EXERCISE PROMPT: Your task is to copy each line of the material below that includes "left".

INPUT MATERIAL:
____________
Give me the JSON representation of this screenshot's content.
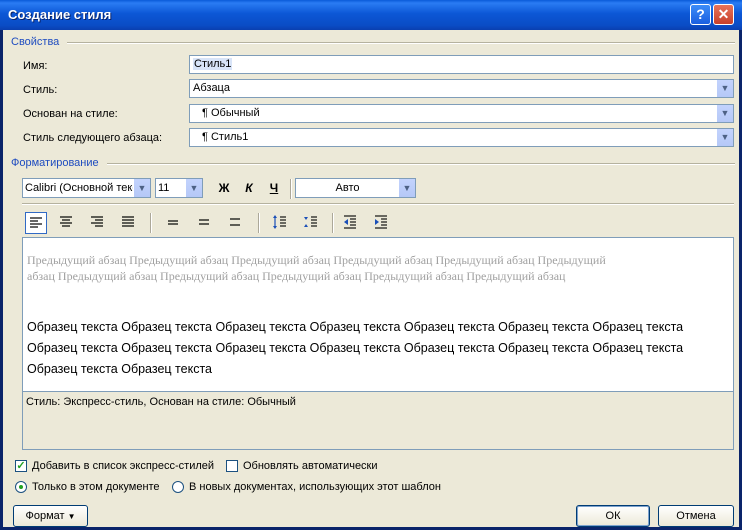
{
  "window": {
    "title": "Создание стиля",
    "help_glyph": "?",
    "close_glyph": "✕"
  },
  "properties": {
    "section_title": "Свойства",
    "name_label": "Имя:",
    "name_value": "Стиль1",
    "style_type_label": "Стиль:",
    "style_type_value": "Абзаца",
    "based_on_label": "Основан на стиле:",
    "based_on_value": "¶ Обычный",
    "next_style_label": "Стиль следующего абзаца:",
    "next_style_value": "¶ Стиль1"
  },
  "formatting": {
    "section_title": "Форматирование",
    "font": "Calibri (Основной текс",
    "size": "11",
    "bold": "Ж",
    "italic": "К",
    "underline": "Ч",
    "color": "Авто"
  },
  "preview": {
    "previous_paragraph": "Предыдущий абзац Предыдущий абзац Предыдущий абзац Предыдущий абзац Предыдущий абзац Предыдущий абзац Предыдущий абзац Предыдущий абзац Предыдущий абзац Предыдущий абзац Предыдущий абзац",
    "sample_text": "Образец текста Образец текста Образец текста Образец текста Образец текста Образец текста Образец текста Образец текста Образец текста Образец текста Образец текста Образец текста Образец текста Образец текста Образец текста Образец текста"
  },
  "description": "Стиль: Экспресс-стиль, Основан на стиле: Обычный",
  "options": {
    "add_to_quick_styles": "Добавить в список экспресс-стилей",
    "add_to_quick_styles_checked": true,
    "auto_update": "Обновлять автоматически",
    "auto_update_checked": false,
    "only_this_document": "Только в этом документе",
    "new_documents": "В новых документах, использующих этот шаблон",
    "selected_scope": "only_this_document"
  },
  "buttons": {
    "format": "Формат",
    "ok": "ОК",
    "cancel": "Отмена"
  },
  "colors": {
    "title_bar": "#0a5bd8",
    "section_title": "#1e4cc0",
    "preview_grey": "#a0a0a0",
    "dialog_bg": "#ece9d8"
  }
}
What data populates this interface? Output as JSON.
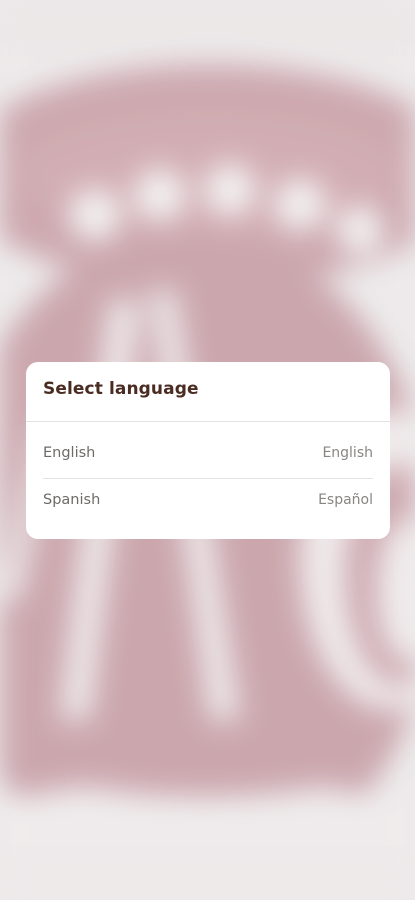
{
  "dialog": {
    "title": "Select language",
    "options": [
      {
        "label": "English",
        "native": "English"
      },
      {
        "label": "Spanish",
        "native": "Español"
      }
    ]
  },
  "colors": {
    "background_accent": "#c9a2a9",
    "background_base": "#ece9ea",
    "title_color": "#4a2c22",
    "text_color": "#6f6a68"
  }
}
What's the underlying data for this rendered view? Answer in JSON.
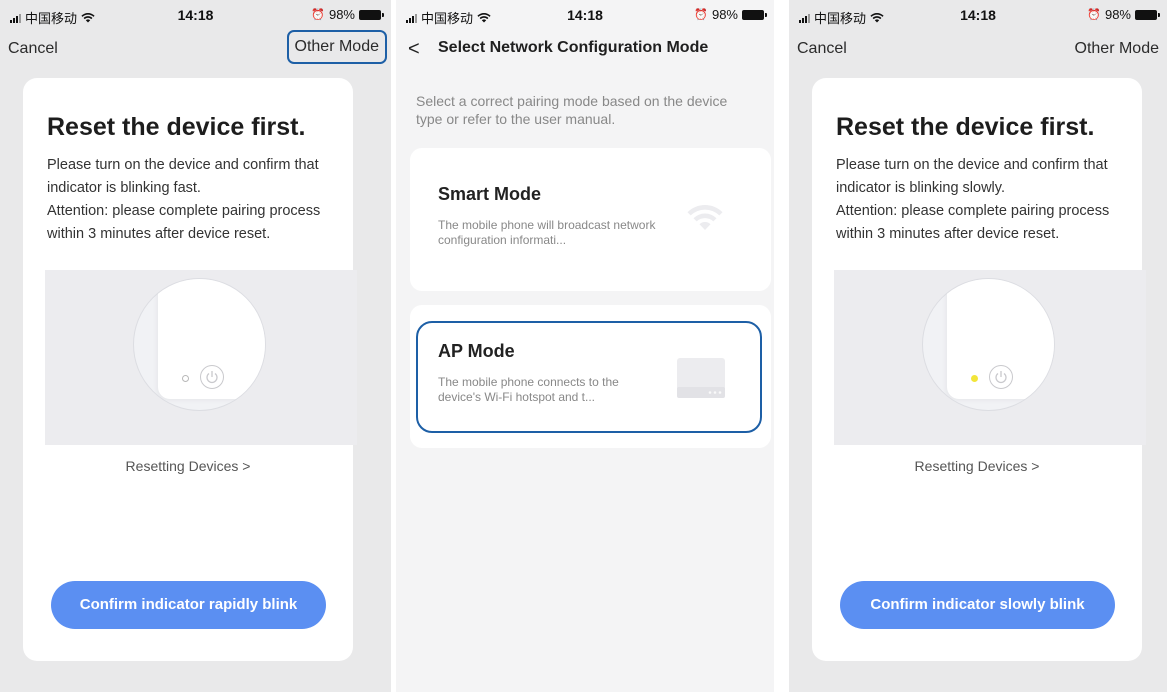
{
  "screens": [
    {
      "status": {
        "carrier": "中国移动",
        "time": "14:18",
        "battery": "98%"
      },
      "nav": {
        "left": "Cancel",
        "right": "Other Mode"
      },
      "title": "Reset the device first.",
      "desc": [
        "Please turn on the device and confirm that",
        "indicator is blinking fast.",
        "Attention: please complete pairing process",
        "within 3 minutes after device reset."
      ],
      "reset_link": "Resetting Devices >",
      "confirm": "Confirm indicator rapidly blink",
      "indicator_lit": false
    },
    {
      "status": {
        "carrier": "中国移动",
        "time": "14:18",
        "battery": "98%"
      },
      "nav": {
        "back": "<",
        "title": "Select Network Configuration Mode"
      },
      "hint": "Select a correct pairing mode based on the device type or refer to the user manual.",
      "modes": [
        {
          "title": "Smart Mode",
          "desc": "The mobile phone will broadcast network configuration informati...",
          "icon": "wifi-icon"
        },
        {
          "title": "AP Mode",
          "desc": "The mobile phone connects to the device's Wi-Fi hotspot and t...",
          "icon": "router-icon"
        }
      ]
    },
    {
      "status": {
        "carrier": "中国移动",
        "time": "14:18",
        "battery": "98%"
      },
      "nav": {
        "left": "Cancel",
        "right": "Other Mode"
      },
      "title": "Reset the device first.",
      "desc": [
        "Please turn on the device and confirm that",
        "indicator is blinking slowly.",
        "Attention: please complete pairing process",
        "within 3 minutes after device reset."
      ],
      "reset_link": "Resetting Devices >",
      "confirm": "Confirm indicator slowly blink",
      "indicator_lit": true
    }
  ],
  "colors": {
    "accent": "#5b8ff2",
    "highlight_border": "#1d5fa6",
    "indicator_yellow": "#f2e53a"
  }
}
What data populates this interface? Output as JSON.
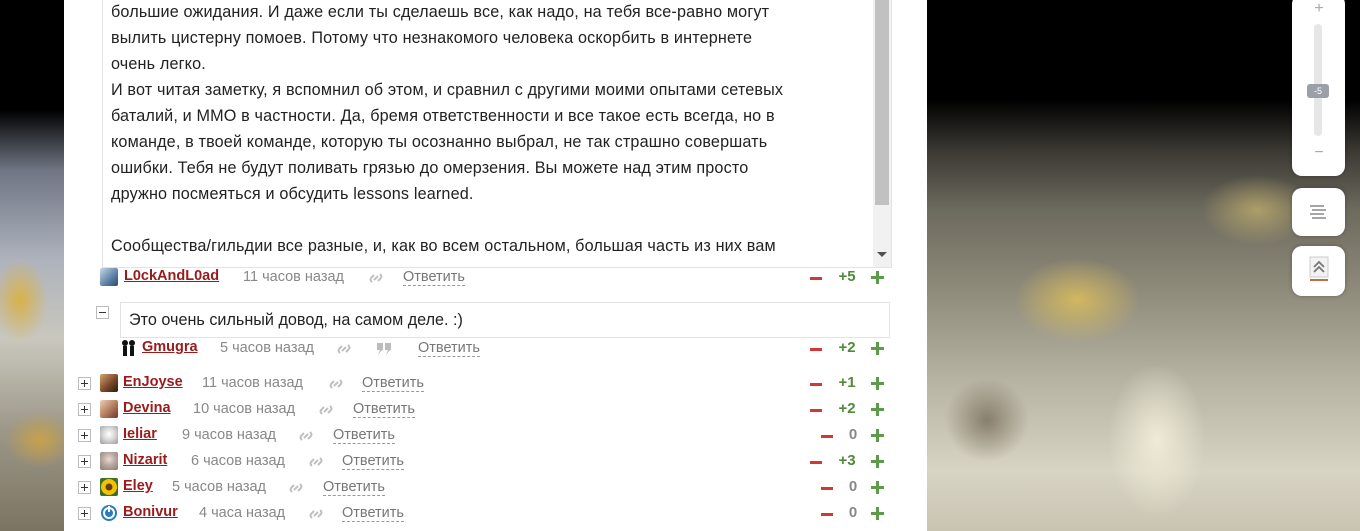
{
  "quote": {
    "lines": [
      "большие ожидания. И даже если ты сделаешь все, как надо, на тебя все-равно могут",
      "вылить цистерну помоев. Потому что незнакомого человека оскорбить в интернете",
      "очень легко.",
      "И вот читая заметку, я вспомнил об этом, и сравнил с другими моими опытами сетевых",
      "баталий, и ММО в частности. Да, бремя ответственности и все такое есть всегда, но в",
      "команде, в твоей команде, которую ты осознанно выбрал, не так страшно совершать",
      "ошибки. Тебя не будут поливать грязью до омерзения. Вы можете над этим просто",
      "дружно посмеяться и обсудить lessons learned.",
      "",
      "Сообщества/гильдии все разные, и, как во всем остальном, большая часть из них вам"
    ]
  },
  "comments": [
    {
      "author": "L0ckAndL0ad",
      "time": "11 часов назад",
      "reply": "Ответить",
      "score": "+5",
      "avatar_color": "#5a7fa6"
    },
    {
      "author": "Gmugra",
      "time": "5 часов назад",
      "reply": "Ответить",
      "score": "+2",
      "avatar_color": "#222222"
    },
    {
      "author": "EnJoyse",
      "time": "11 часов назад",
      "reply": "Ответить",
      "score": "+1",
      "avatar_color": "#7a4a2a"
    },
    {
      "author": "Devina",
      "time": "10 часов назад",
      "reply": "Ответить",
      "score": "+2",
      "avatar_color": "#b07a5a"
    },
    {
      "author": "Ieliar",
      "time": "9 часов назад",
      "reply": "Ответить",
      "score": "0",
      "avatar_color": "#9a9a9a"
    },
    {
      "author": "Nizarit",
      "time": "6 часов назад",
      "reply": "Ответить",
      "score": "+3",
      "avatar_color": "#8a7a70"
    },
    {
      "author": "Eley",
      "time": "5 часов назад",
      "reply": "Ответить",
      "score": "0",
      "avatar_color": "#e8b400"
    },
    {
      "author": "Bonivur",
      "time": "4 часа назад",
      "reply": "Ответить",
      "score": "0",
      "avatar_color": "#2a7ac0"
    }
  ],
  "reply_text": "Это очень сильный довод, на самом деле. :)",
  "zoom": {
    "plus": "+",
    "minus": "−",
    "level": "-5"
  },
  "colors": {
    "author": "#9a1b1b",
    "vote_minus": "#d03a35",
    "vote_plus": "#5d9a4a"
  },
  "icons": [
    "link-icon",
    "quote-icon",
    "menu-lines-icon",
    "scroll-top-icon"
  ]
}
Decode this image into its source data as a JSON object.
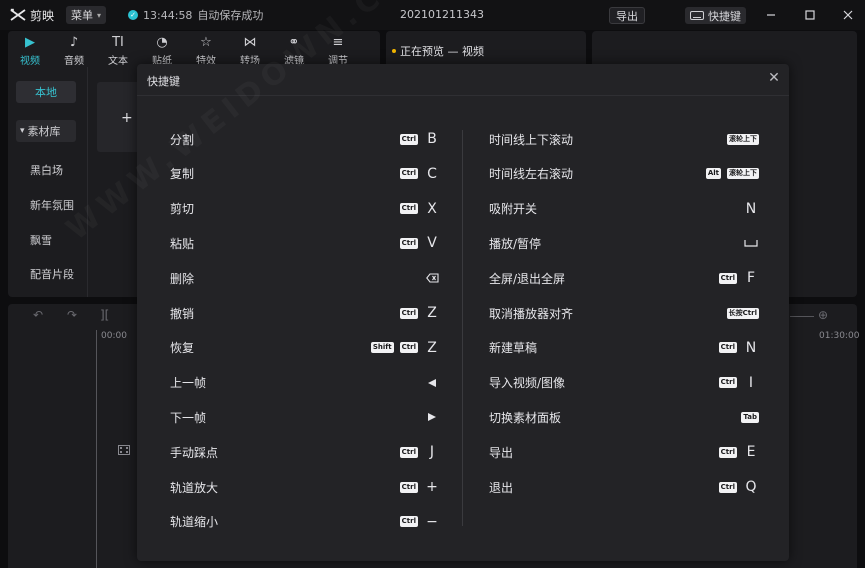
{
  "app": {
    "name": "剪映",
    "menu_label": "菜单",
    "save_time": "13:44:58",
    "save_status": "自动保存成功",
    "project_name": "202101211343",
    "export_label": "导出",
    "shortcut_label": "快捷键"
  },
  "toolbar": {
    "tabs": [
      {
        "label": "视频",
        "icon": "video-icon",
        "glyph": "▶"
      },
      {
        "label": "音频",
        "icon": "audio-icon",
        "glyph": "♪"
      },
      {
        "label": "文本",
        "icon": "text-icon",
        "glyph": "TI"
      },
      {
        "label": "贴纸",
        "icon": "sticker-icon",
        "glyph": "◔"
      },
      {
        "label": "特效",
        "icon": "effects-icon",
        "glyph": "☆"
      },
      {
        "label": "转场",
        "icon": "transition-icon",
        "glyph": "⋈"
      },
      {
        "label": "滤镜",
        "icon": "filter-icon",
        "glyph": "⚭"
      },
      {
        "label": "调节",
        "icon": "adjust-icon",
        "glyph": "≡"
      }
    ]
  },
  "preview": {
    "title": "正在预览 — 视频"
  },
  "sidebar": {
    "local_label": "本地",
    "library_label": "素材库",
    "library_arrow": "▾",
    "items": [
      "黑白场",
      "新年氛围",
      "飘雪",
      "配音片段"
    ]
  },
  "media": {
    "add_glyph": "+"
  },
  "timeline": {
    "time_start": "00:00",
    "time_end": "01:30:00"
  },
  "modal": {
    "title": "快捷键",
    "close_glyph": "✕",
    "left": [
      {
        "label": "分割",
        "keys": [
          {
            "badge": "Ctrl"
          },
          {
            "char": "B"
          }
        ]
      },
      {
        "label": "复制",
        "keys": [
          {
            "badge": "Ctrl"
          },
          {
            "char": "C"
          }
        ]
      },
      {
        "label": "剪切",
        "keys": [
          {
            "badge": "Ctrl"
          },
          {
            "char": "X"
          }
        ]
      },
      {
        "label": "粘贴",
        "keys": [
          {
            "badge": "Ctrl"
          },
          {
            "char": "V"
          }
        ]
      },
      {
        "label": "删除",
        "keys": [
          {
            "icon": "backspace-icon"
          }
        ]
      },
      {
        "label": "撤销",
        "keys": [
          {
            "badge": "Ctrl"
          },
          {
            "char": "Z"
          }
        ]
      },
      {
        "label": "恢复",
        "keys": [
          {
            "badge": "Shift"
          },
          {
            "badge": "Ctrl"
          },
          {
            "char": "Z"
          }
        ]
      },
      {
        "label": "上一帧",
        "keys": [
          {
            "icon": "arrow-left-icon"
          }
        ]
      },
      {
        "label": "下一帧",
        "keys": [
          {
            "icon": "arrow-right-icon"
          }
        ]
      },
      {
        "label": "手动踩点",
        "keys": [
          {
            "badge": "Ctrl"
          },
          {
            "char": "J"
          }
        ]
      },
      {
        "label": "轨道放大",
        "keys": [
          {
            "badge": "Ctrl"
          },
          {
            "char": "+"
          }
        ]
      },
      {
        "label": "轨道缩小",
        "keys": [
          {
            "badge": "Ctrl"
          },
          {
            "char": "−"
          }
        ]
      }
    ],
    "right": [
      {
        "label": "时间线上下滚动",
        "keys": [
          {
            "badge": "滚轮上下"
          }
        ]
      },
      {
        "label": "时间线左右滚动",
        "keys": [
          {
            "badge": "Alt"
          },
          {
            "badge": "滚轮上下"
          }
        ]
      },
      {
        "label": "吸附开关",
        "keys": [
          {
            "char": "N"
          }
        ]
      },
      {
        "label": "播放/暂停",
        "keys": [
          {
            "icon": "space-icon"
          }
        ]
      },
      {
        "label": "全屏/退出全屏",
        "keys": [
          {
            "badge": "Ctrl"
          },
          {
            "char": "F"
          }
        ]
      },
      {
        "label": "取消播放器对齐",
        "keys": [
          {
            "badge": "长按Ctrl"
          }
        ]
      },
      {
        "label": "新建草稿",
        "keys": [
          {
            "badge": "Ctrl"
          },
          {
            "char": "N"
          }
        ]
      },
      {
        "label": "导入视频/图像",
        "keys": [
          {
            "badge": "Ctrl"
          },
          {
            "char": "I"
          }
        ]
      },
      {
        "label": "切换素材面板",
        "keys": [
          {
            "badge": "Tab"
          }
        ]
      },
      {
        "label": "导出",
        "keys": [
          {
            "badge": "Ctrl"
          },
          {
            "char": "E"
          }
        ]
      },
      {
        "label": "退出",
        "keys": [
          {
            "badge": "Ctrl"
          },
          {
            "char": "Q"
          }
        ]
      }
    ]
  },
  "colors": {
    "accent": "#37c2d0",
    "background": "#0d0d0f",
    "panel": "#1c1c1f",
    "modal": "#232326"
  }
}
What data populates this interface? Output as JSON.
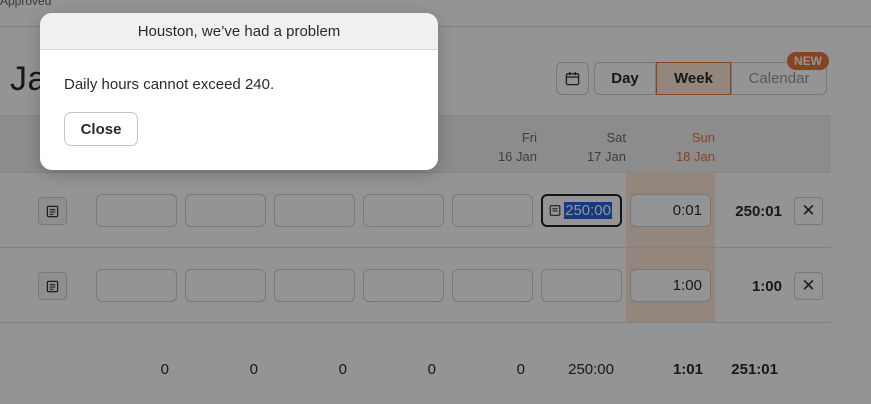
{
  "status": {
    "approved_label": "Approved"
  },
  "page": {
    "title": "Jan"
  },
  "view_toggle": {
    "day": "Day",
    "week": "Week",
    "calendar": "Calendar",
    "new_badge": "NEW",
    "active": "Week"
  },
  "days": [
    {
      "name": "Fri",
      "date": "16 Jan"
    },
    {
      "name": "Sat",
      "date": "17 Jan"
    },
    {
      "name": "Sun",
      "date": "18 Jan"
    }
  ],
  "rows": [
    {
      "sat": "250:00",
      "sun": "0:01",
      "total": "250:01"
    },
    {
      "sat": "",
      "sun": "1:00",
      "total": "1:00"
    }
  ],
  "totals": {
    "d1": "0",
    "d2": "0",
    "d3": "0",
    "d4": "0",
    "d5": "0",
    "sat": "250:00",
    "sun": "1:01",
    "grand": "251:01"
  },
  "dialog": {
    "title": "Houston, we’ve had a problem",
    "message": "Daily hours cannot exceed 240.",
    "close_label": "Close"
  },
  "colors": {
    "accent": "#e8743c",
    "overlay": "rgba(0,0,0,0.42)"
  },
  "icons": {
    "calendar": "calendar-icon",
    "note": "note-icon",
    "delete": "close-icon"
  }
}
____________
YOUR SOLUTION:
        "left": "Cancel",
        "left": "Cancel",
    "left": [
            "icon": "arrow-left-icon"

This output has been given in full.